The Senate voted 94-1 in favor of an amended bill aimed at combatting the rise in anti-Asian hate crimes. The resounding vote proved an increasingly rare show of across-the-aisle goodwill in the evenly divided Senate.
Sponsored by Sen. Mazie Hirono, D-Hawaii, the legislation takes relatively modest steps to equip law enforcement and communities to better deal with the rise in attacks against Asian American and Pacific Islanders. It also requires the Department of Justice to appoint or designate someone to assist with an expedited review of hate crimes.
"This long overdue bill sends two messages: to our Asian American friends, we will not tolerate bigotry against you, and to those perpetrating anti-Asian bigotry, we will pursue you to the fullest extent of the law," Senate Majority Leader Chuck Schumer said in floor remarks shortly before the vote Thursday. "We cannot -- we cannot allow the recent tide of bigotry, intolerance and prejudice against Asian Americans go unchecked."
"By passing this bill, we tell our law enforcement agency to prioritize anti-Asian violence, and wield the sword to detect, deter and prosecute, hate crimes of all variety. We send a clear message, a unified message that hate has no place in America," he continued.
Sen. Josh Hawley, R-Mo., was the lone dissenting vote on Thursday.
"It's too broad," he said in a statement to ABC News. "As a former prosecutor, my view is it's dangerous to simply give the federal government open-ended authority to define a whole new class of federal hate crime incidents."
Schumer applauded the Senate for working across the aisle to garner robust support.
"The vote today on the Anti-Asian hate crimes bill is proof that when the senate is given the opportunity to work the Senate can work to solve important issues," Schumer said.
The bill now heads to the House, where House Majority Leader Steny Hoyer told ABC News he anticipates it will move expeditiously.
"Addressing AAPI hate crimes remains a top priority for House Democrats," Hoyer said.
"We will take action on this issue soon," he added.
President Joe Biden has already backed the legislation and urged Congress to act swiftly.
Alongside Sen. Tammy Duckworth, D-Ill., Hirono introduced the legislation after the shooting of eight people, including six Asian women, at several spas in the Atlanta area last month. That shooting followed a general rise in anti-Asian sentiments across the United States.
Hirono, who is Japanese American, said she's been experiencing the rise in anti-Asian sentiments since the start of the pandemic.
"It certainly gives me pause," Hirono said on ABC's "The View" on Monday. "I used to walk around listening to audio tapes with my ear pods on. I don't do that anymore, I need to be very aware of my surroundings."
The non-profit reporting organization, Stop AAPI Hate, documented nearly 3,800 incidents over a year during the COVID-19 pandemic.
Republican Leader Mitch McConnell said earlier this month that he would support this bill with the appropriate amendments.

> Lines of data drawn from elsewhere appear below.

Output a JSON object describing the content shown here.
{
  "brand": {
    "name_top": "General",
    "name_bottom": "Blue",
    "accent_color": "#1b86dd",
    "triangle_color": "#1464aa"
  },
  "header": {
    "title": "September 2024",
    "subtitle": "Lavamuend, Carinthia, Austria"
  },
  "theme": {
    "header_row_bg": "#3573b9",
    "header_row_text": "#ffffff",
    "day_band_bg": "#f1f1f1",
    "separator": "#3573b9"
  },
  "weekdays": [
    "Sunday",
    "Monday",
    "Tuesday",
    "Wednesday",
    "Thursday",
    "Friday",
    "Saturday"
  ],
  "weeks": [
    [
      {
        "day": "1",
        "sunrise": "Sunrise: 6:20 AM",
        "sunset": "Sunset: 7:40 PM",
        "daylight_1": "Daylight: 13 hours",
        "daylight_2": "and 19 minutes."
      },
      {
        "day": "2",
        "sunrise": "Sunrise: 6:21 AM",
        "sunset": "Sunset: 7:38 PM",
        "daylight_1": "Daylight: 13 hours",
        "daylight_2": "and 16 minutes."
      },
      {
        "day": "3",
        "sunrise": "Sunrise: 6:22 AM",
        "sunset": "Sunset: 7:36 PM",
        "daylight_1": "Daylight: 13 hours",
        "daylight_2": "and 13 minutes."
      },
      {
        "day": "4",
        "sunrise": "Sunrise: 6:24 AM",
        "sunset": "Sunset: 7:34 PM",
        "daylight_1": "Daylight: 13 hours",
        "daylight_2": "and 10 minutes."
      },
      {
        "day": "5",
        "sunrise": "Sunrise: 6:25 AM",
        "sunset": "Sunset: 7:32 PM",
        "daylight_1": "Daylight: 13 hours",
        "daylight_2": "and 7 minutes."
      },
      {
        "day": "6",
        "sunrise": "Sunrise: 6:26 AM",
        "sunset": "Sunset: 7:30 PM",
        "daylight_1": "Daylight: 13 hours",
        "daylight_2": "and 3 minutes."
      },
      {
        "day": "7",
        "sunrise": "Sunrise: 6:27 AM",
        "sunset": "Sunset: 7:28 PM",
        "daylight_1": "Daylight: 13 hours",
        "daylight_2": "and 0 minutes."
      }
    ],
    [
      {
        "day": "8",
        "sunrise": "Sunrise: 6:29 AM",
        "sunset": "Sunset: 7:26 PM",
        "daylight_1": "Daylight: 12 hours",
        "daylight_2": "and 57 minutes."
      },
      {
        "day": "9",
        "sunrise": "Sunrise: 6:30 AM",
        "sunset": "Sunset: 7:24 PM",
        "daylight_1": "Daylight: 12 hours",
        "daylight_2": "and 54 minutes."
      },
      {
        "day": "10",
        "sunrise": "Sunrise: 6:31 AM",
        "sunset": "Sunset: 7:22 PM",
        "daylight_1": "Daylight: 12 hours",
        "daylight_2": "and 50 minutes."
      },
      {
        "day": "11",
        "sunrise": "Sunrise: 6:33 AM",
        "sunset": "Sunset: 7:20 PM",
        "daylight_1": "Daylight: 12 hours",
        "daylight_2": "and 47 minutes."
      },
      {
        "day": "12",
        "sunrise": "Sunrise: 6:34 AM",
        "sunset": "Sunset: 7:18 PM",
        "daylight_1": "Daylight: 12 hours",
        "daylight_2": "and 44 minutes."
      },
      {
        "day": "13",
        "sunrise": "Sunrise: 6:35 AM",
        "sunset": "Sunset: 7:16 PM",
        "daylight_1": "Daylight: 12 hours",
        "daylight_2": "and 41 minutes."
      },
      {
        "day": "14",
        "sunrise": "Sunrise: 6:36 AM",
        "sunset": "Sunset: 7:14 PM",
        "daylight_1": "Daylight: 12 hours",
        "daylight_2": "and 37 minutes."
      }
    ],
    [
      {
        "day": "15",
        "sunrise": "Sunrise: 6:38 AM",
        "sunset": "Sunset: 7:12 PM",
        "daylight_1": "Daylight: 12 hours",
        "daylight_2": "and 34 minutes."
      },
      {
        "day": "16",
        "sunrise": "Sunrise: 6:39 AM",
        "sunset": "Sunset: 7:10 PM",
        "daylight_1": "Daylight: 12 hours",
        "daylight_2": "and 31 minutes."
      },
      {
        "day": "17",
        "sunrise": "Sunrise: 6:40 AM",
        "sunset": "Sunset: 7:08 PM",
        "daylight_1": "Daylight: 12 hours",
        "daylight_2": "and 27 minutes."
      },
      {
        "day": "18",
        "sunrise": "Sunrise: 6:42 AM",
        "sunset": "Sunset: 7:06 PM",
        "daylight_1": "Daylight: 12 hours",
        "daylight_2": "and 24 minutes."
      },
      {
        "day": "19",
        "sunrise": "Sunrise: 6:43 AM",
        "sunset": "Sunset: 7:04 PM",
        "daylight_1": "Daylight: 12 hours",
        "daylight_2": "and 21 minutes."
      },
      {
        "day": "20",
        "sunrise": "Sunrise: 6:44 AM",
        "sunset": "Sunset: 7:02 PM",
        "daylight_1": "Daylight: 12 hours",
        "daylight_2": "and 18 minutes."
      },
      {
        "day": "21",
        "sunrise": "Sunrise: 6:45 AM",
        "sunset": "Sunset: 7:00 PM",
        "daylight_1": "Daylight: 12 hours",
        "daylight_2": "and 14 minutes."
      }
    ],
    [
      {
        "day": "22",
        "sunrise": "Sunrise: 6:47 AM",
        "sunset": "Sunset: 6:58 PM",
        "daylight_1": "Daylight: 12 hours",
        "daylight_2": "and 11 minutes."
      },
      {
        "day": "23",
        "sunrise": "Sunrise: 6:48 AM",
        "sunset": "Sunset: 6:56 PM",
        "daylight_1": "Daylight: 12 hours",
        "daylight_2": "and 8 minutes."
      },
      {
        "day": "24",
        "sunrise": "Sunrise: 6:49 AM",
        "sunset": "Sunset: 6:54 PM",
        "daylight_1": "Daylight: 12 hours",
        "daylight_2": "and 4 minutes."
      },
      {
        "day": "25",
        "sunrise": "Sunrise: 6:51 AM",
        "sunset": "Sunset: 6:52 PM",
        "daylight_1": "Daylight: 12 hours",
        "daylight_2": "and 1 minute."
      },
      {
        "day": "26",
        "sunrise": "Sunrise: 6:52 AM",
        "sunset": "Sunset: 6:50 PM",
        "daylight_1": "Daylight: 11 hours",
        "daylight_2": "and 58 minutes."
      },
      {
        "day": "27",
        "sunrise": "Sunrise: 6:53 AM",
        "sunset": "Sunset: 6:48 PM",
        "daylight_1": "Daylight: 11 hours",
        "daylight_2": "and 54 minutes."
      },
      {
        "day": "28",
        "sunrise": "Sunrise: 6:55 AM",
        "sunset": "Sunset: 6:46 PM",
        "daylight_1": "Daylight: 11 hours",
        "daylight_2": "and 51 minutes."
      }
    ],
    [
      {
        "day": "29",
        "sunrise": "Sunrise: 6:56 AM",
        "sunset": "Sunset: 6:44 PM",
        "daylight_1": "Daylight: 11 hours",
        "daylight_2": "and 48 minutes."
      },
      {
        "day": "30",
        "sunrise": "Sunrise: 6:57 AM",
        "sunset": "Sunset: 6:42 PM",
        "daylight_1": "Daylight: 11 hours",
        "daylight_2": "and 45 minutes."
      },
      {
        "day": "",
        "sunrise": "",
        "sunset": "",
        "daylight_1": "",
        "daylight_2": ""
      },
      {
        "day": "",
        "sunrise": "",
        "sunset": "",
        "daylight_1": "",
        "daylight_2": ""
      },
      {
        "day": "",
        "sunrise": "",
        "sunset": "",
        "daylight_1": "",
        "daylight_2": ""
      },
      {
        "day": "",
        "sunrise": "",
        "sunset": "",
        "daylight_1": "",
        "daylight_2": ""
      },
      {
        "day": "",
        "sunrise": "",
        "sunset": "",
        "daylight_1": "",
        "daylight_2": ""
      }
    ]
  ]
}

He referenced the experiences of his wife, former Trump administration official Elaine Chao.
"I can tell you as a proud husband of an Asian American woman -- I think this discrimination against Asian Americans is a real problem," McConnell said at a press conference last week. "It preceded the murders that were recently on full display. I'm hoping we can work out an agreement to get on the bill in a normal way, have some amendments, and move forward to final passage."
Most Republicans supported the legislation after a series of behind-the-scenes bipartisan discussions yielded several changes.
One of those changes, which was a chief focus for Republicans, secures a tweak in language in the original bill that tied hate crimes to the COVID-19 pandemic.
Sen. Susan Collins, R-Maine, and other Republicans had expressed concern that proving this link would be too onerous for law enforcement officials.
An amendment offered by Collins and Hirono struck that language, allowing the bill to apply more broadly. Still, Hirono and other Democrats have been insistent that the rise in anti-Asian sentiments is tied to the COVID-19 pandemic.
They said the blame falls partially on former President Donald Trump, who referred to COVID-19 as the "China Virus" and "Kung Flu."
The Senate-passed bill also contains an amendment from Sens. Richard Blumenthal, D-Conn., and Jerry Moran, R-Kan., to provide additional money for states and localities to establish hotlines for hate crime reporting. Their amendment also allows judges to assign hate-crime perpetrators rehabilitative work within the community that they targeted.
ABC News' Mariam Khan and Lauren King contributed to this report.